INSTRUCTIONS FOR THE TASK
Output the entries below exactly as written, omitting pictures.

[App and web page records]
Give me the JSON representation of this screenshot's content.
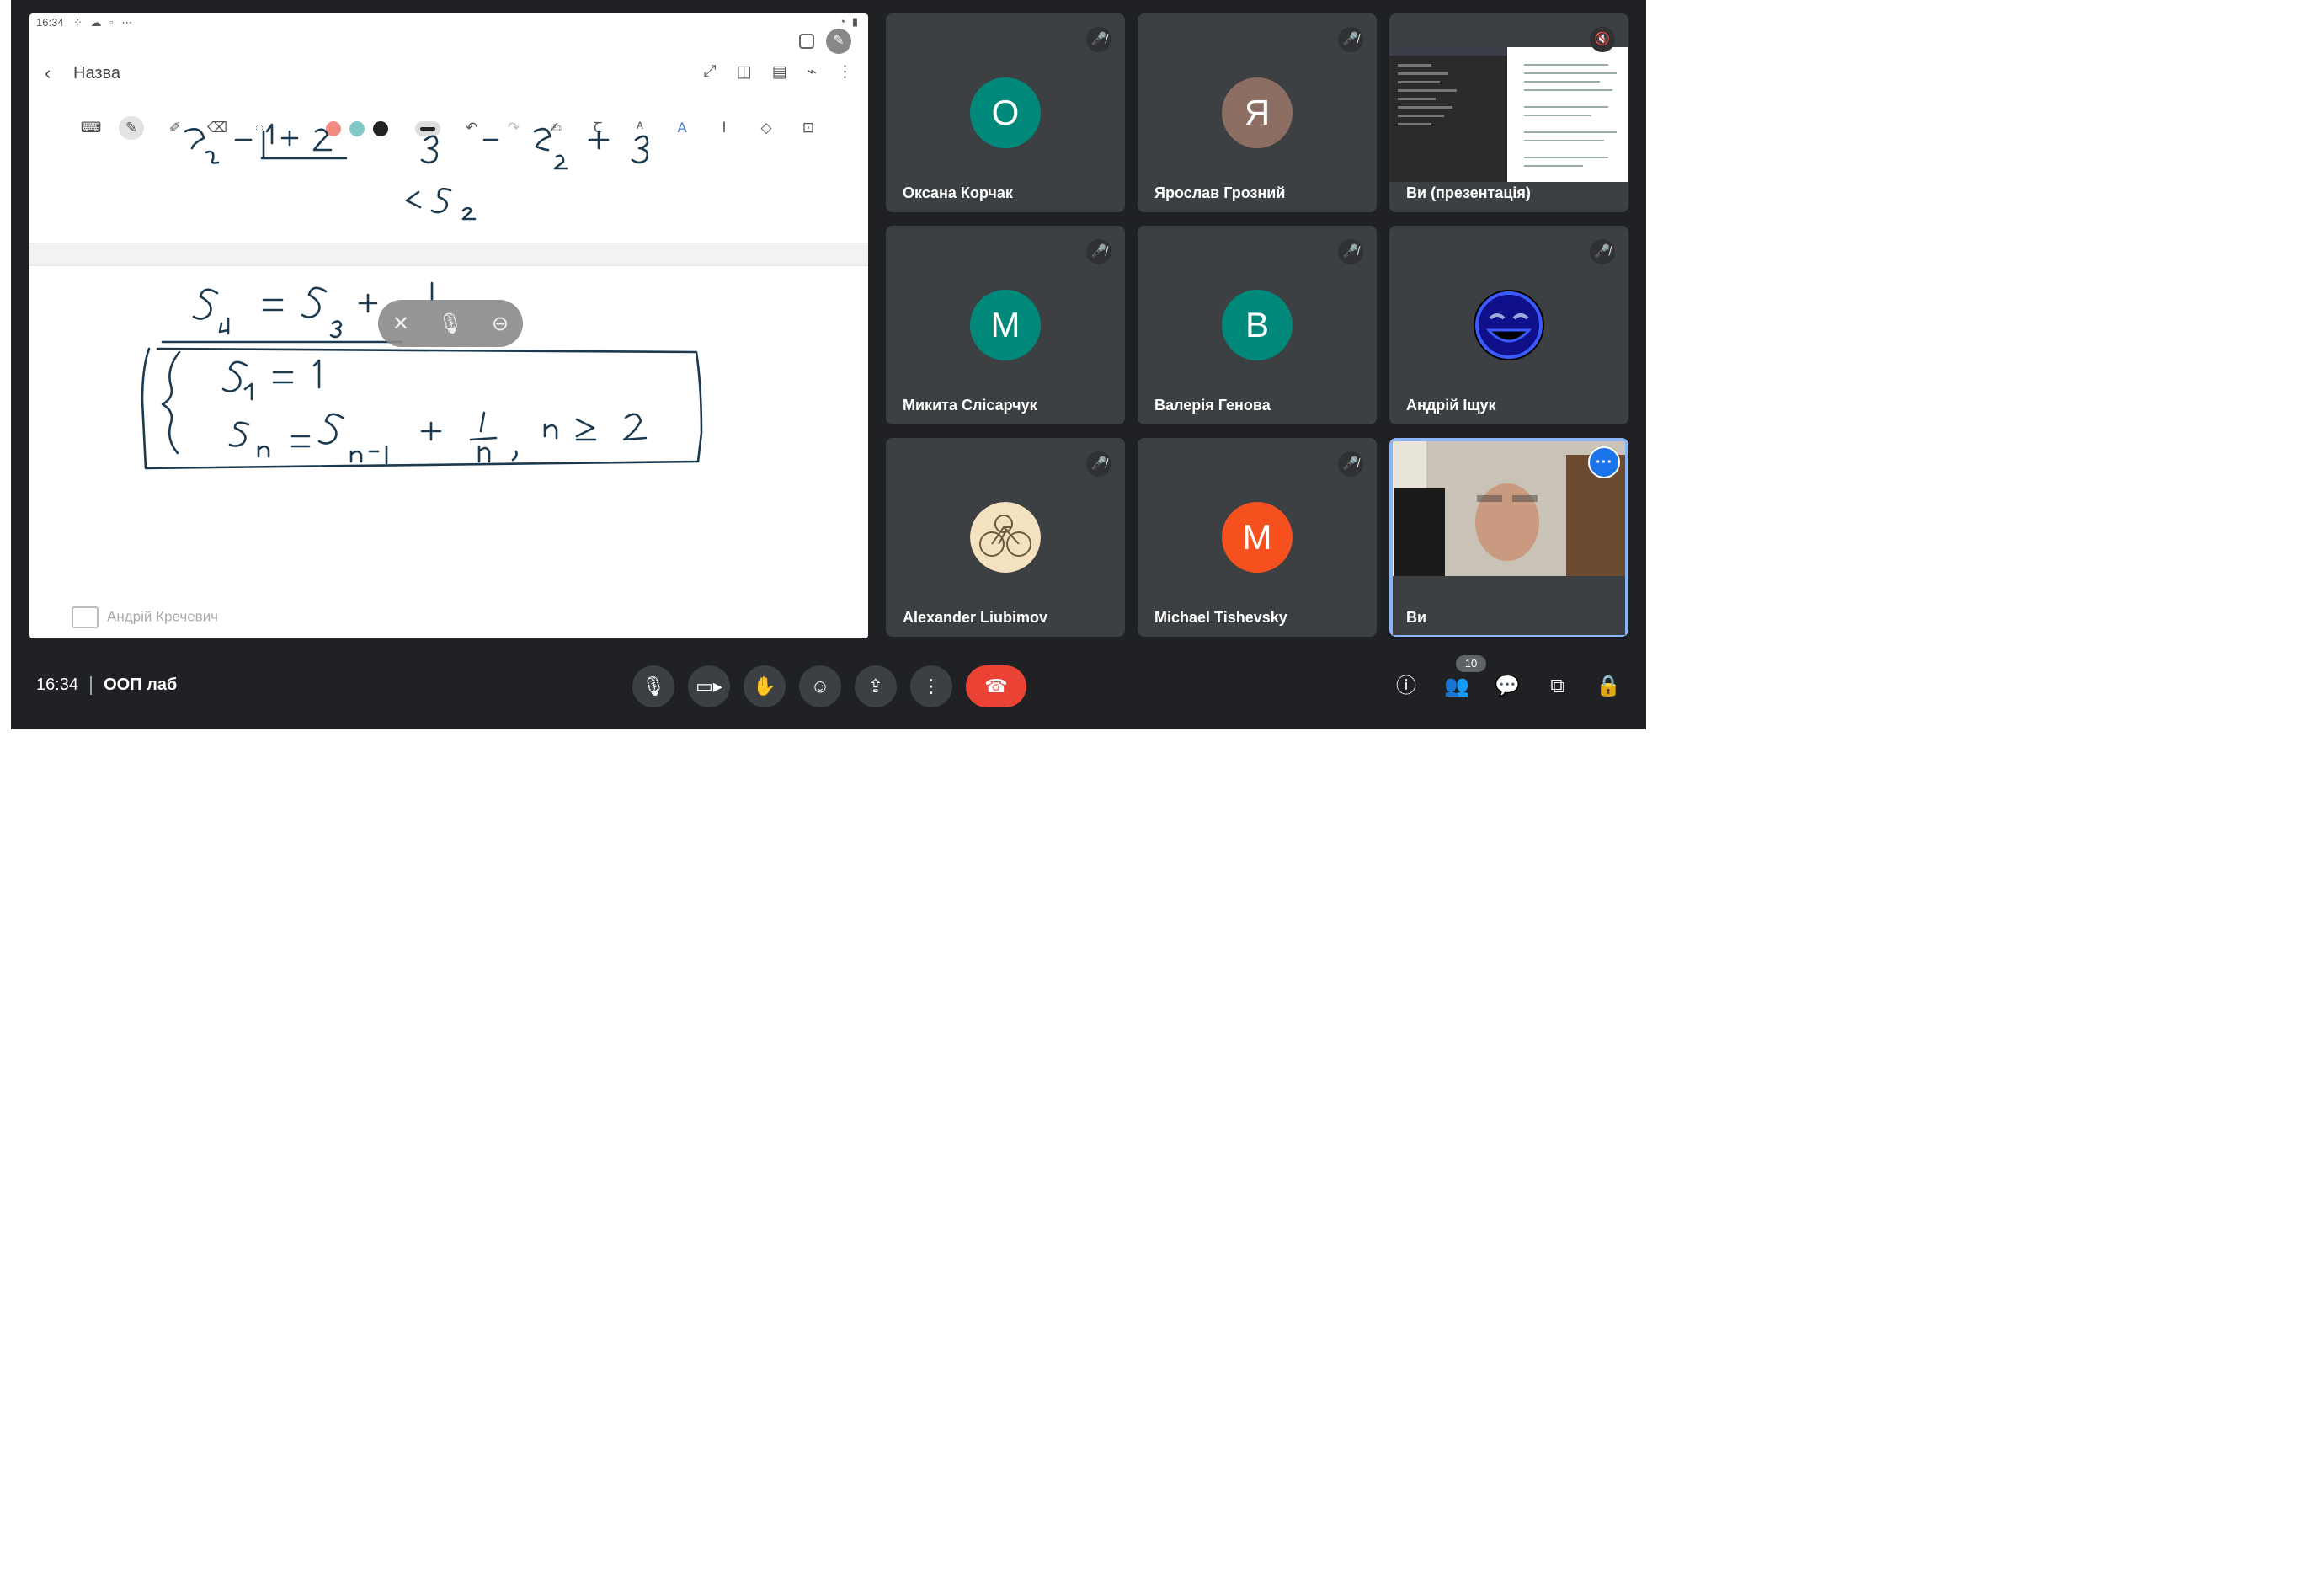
{
  "presentation": {
    "status_time": "16:34",
    "notebook_title": "Назва",
    "presenter_name": "Андрій Кречевич",
    "ink_colors": [
      "#f28b82",
      "#81c9c9",
      "#222222"
    ]
  },
  "participants": [
    {
      "name": "Оксана Корчак",
      "initial": "О",
      "avatar_color": "#00897b",
      "muted": true
    },
    {
      "name": "Ярослав Грозний",
      "initial": "Я",
      "avatar_color": "#8d6e63",
      "muted": true
    },
    {
      "name": "Ви (презентація)",
      "initial": "",
      "avatar_color": "",
      "muted": true
    },
    {
      "name": "Микита Слісарчук",
      "initial": "М",
      "avatar_color": "#00897b",
      "muted": true
    },
    {
      "name": "Валерія Генова",
      "initial": "В",
      "avatar_color": "#00897b",
      "muted": true
    },
    {
      "name": "Андрій Іщук",
      "initial": "",
      "avatar_color": "#1a1aa8",
      "muted": true
    },
    {
      "name": "Alexander Liubimov",
      "initial": "",
      "avatar_color": "#f3e1bf",
      "muted": true
    },
    {
      "name": "Michael Tishevsky",
      "initial": "M",
      "avatar_color": "#f4511e",
      "muted": true
    },
    {
      "name": "Ви",
      "initial": "",
      "avatar_color": "",
      "muted": false
    }
  ],
  "bottom_bar": {
    "time": "16:34",
    "meeting_name": "ООП лаб",
    "people_count": "10"
  },
  "colors": {
    "background": "#202124",
    "tile": "#3c4043",
    "end_call": "#ea4335",
    "accent": "#8ab4f8"
  }
}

OUTPUT BELOW
Give me the JSON representation of this screenshot's content.
{
  "presentation": {
    "status_time": "16:34",
    "notebook_title": "Назва",
    "presenter_name": "Андрій Кречевич",
    "ink_colors": [
      "#f28b82",
      "#81c9c9",
      "#222222"
    ]
  },
  "participants": [
    {
      "name": "Оксана Корчак",
      "initial": "О",
      "avatar_color": "#00897b",
      "muted": true
    },
    {
      "name": "Ярослав Грозний",
      "initial": "Я",
      "avatar_color": "#8d6e63",
      "muted": true
    },
    {
      "name": "Ви (презентація)",
      "initial": "",
      "avatar_color": "",
      "muted": true
    },
    {
      "name": "Микита Слісарчук",
      "initial": "М",
      "avatar_color": "#00897b",
      "muted": true
    },
    {
      "name": "Валерія Генова",
      "initial": "В",
      "avatar_color": "#00897b",
      "muted": true
    },
    {
      "name": "Андрій Іщук",
      "initial": "",
      "avatar_color": "#1a1aa8",
      "muted": true
    },
    {
      "name": "Alexander Liubimov",
      "initial": "",
      "avatar_color": "#f3e1bf",
      "muted": true
    },
    {
      "name": "Michael Tishevsky",
      "initial": "M",
      "avatar_color": "#f4511e",
      "muted": true
    },
    {
      "name": "Ви",
      "initial": "",
      "avatar_color": "",
      "muted": false
    }
  ],
  "bottom_bar": {
    "time": "16:34",
    "meeting_name": "ООП лаб",
    "people_count": "10"
  },
  "colors": {
    "background": "#202124",
    "tile": "#3c4043",
    "end_call": "#ea4335",
    "accent": "#8ab4f8"
  }
}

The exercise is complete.